Collective Selection Framework
The collective selection framework (Csel) is intended to allow users or system administrators to provide a text-format selection logic that is translated to C-based selection at runtime. We use json-formatted input files for user-input.
Collective Selection Framework Components
There are two components of the collective selection framework: operators and containers. Operators are branching code needed for the selection logic: they just give a true/false answer (e.g., "is my communicator size lesser than 8"). Containers are the final algorithms or compositions that need to be called for a given collective in a particular case.
The csel class provides the logic for reading the json file and converting it to a tree of operators and containers. The leaf nodes in a tree are always containers. Containers can only be leaf nodes in the tree.
The csel class understands operators, but not the containers, i.e., it treats containers as simple "void *" opaque buffers. Containers are specific to the caller of the csel class, and the caller would need to provide the logic to parse the json object and create the container.
Pruning the selection tree
The selection tree can be pruned during communicator creation. Such pruning would get rid of the branches that can be statically determined at communicator creation time (e.g., branches based on the size of the communicator). This would reduce the tree parsing overhead during the actual collective call.
The json file would contain the selection logic as a series of operator/containers. The following operator types are supported:
A few restrictions apply:
- All siblings in any given subtree of the json tree have to be of the same type.
- It is preferable (though not required) to have communicator-creation time information (e.g., comm_size) be at the outer levels of the json file (upper levels of the tree), so the tree can be effectively pruned at communicator creation time.
- The "collective" operator is an exception and can reside wherever the user likes.
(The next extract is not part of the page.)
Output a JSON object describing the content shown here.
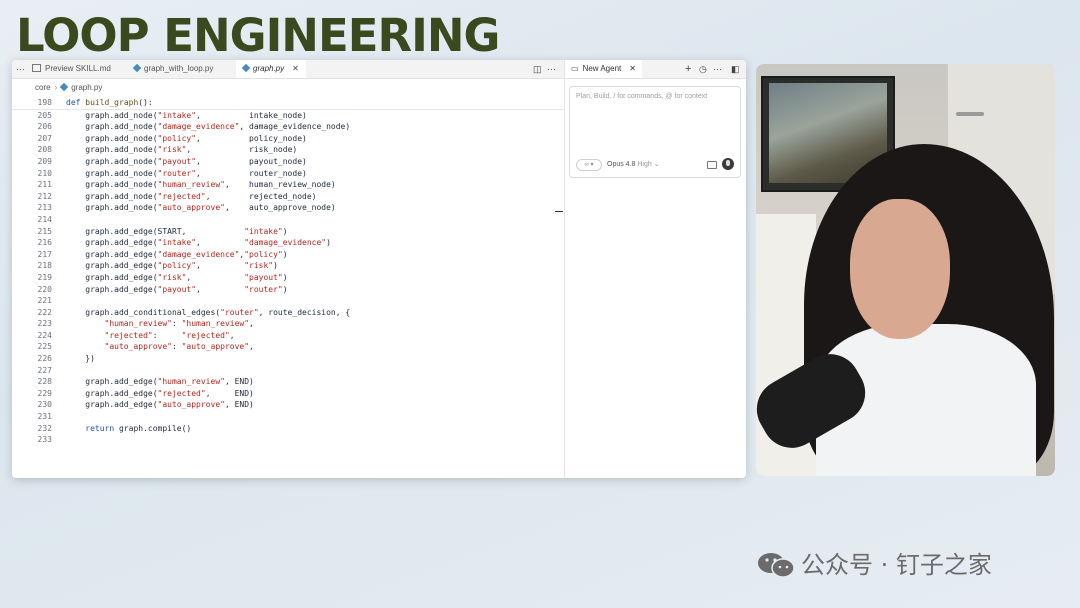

Pruning is done both before and after the collective operator.
- All subtrees of the json file have to be complete. For example, ne cannot have a subtree that only deals with small message sizes, but not large message sizes.